There are different factors that can lead to myasthenia gravis:

  • Antibodies: in any human body, nerves communicate with muscles through the release of chemicals called neurotransmitters, which meet their corresponding receptors on muscle cells at the neuromuscular junction. During this disease, the immune system creates antibodies that destroy or collapse many muscle receptors for a neurotransmitter called acetylcholine. Consequently, with fewer receptors, the muscles receive fewer nerve connections and weakness results.
  • The thymus may be another cause: scientists believe that the thymus, the gland that integrates the immune system located in the upper part of the thorax, under the sternum, may increase or maintain the production of antibodies that block acetylcholine.

On the other hand, there are other causes that have nothing to do with antibodies and will generally lead to seronegative myasthenia gravis. Many times antibodies against another type of protein, related to a lipoprotein receptor, or genetic factors affect the appearance of this pathology.

Finally, there are also risk factors that increase the damage of myasthenia gravis: fatigue, the complication of a disease, stress and certain medications in particular such as beta-blockers, guindine gluconate, guindine sulfate and some anesthetics and antibiotics.

Can it be prevented?

There are currently no known measures that can prevent myasthenia gravis, because the specific causes of this type of autoimmune disease are unknown.

Treatments for myasthenia gravis

Specialists can use different treatments, alone or in combination with other techniques, in order to alleviate the symptoms of myasthenia gravis:
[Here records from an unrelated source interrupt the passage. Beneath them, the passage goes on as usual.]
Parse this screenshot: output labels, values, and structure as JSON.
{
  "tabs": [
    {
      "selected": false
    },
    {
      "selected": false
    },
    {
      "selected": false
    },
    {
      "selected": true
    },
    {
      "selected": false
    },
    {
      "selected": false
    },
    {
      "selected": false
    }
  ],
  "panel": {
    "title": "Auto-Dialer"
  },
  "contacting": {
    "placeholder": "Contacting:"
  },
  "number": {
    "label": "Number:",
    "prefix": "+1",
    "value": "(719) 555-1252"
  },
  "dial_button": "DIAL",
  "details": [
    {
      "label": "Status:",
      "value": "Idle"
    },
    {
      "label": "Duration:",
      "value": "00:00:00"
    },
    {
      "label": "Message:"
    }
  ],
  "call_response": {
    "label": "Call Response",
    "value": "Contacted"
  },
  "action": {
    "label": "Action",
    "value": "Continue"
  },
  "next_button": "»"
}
  • Medications
    • Cholinesterase inhibitors
    • Corticosteroids Immunosuppressants
  • Intravenous therapy
    • Plasmapheresis
    • Intravenous immunoglobulin
    • Monocional antibody
  • Surgery
    • Video-assisted thymectomy
    • Robotic thymectomy
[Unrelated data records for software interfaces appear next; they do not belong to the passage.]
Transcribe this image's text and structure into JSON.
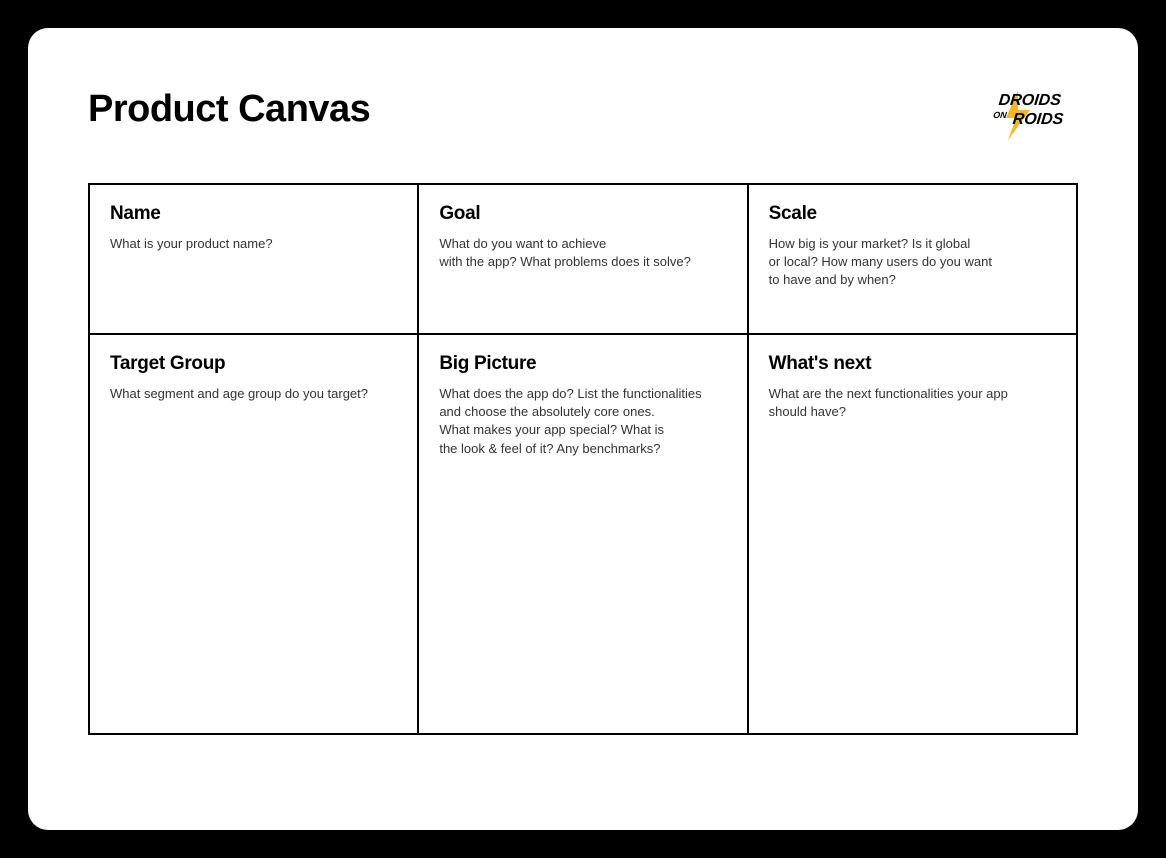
{
  "title": "Product Canvas",
  "logo": {
    "line1": "DROIDS",
    "line2": "ON",
    "line3": "ROIDS"
  },
  "cells": [
    {
      "title": "Name",
      "desc": "What is your product name?"
    },
    {
      "title": "Goal",
      "desc": "What do you want to achieve\nwith the app? What problems does it solve?"
    },
    {
      "title": "Scale",
      "desc": "How big is your market? Is it global\nor local? How many users do you want\nto have and by when?"
    },
    {
      "title": "Target Group",
      "desc": "What segment and age group do you target?"
    },
    {
      "title": "Big Picture",
      "desc": "What does the app do? List the functionalities\nand choose the absolutely core ones.\nWhat makes your app special? What is\nthe look & feel of it? Any benchmarks?"
    },
    {
      "title": "What's next",
      "desc": "What are the next functionalities your app\nshould have?"
    }
  ]
}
What specialist treats it?

The neurologist is the specialist in charge of treating myasthenia gravis. From Top Doctors you can make an appointment with a professional specialized in this type of disease, you can also find the closest specialist in your geographical area and that best suits your needs.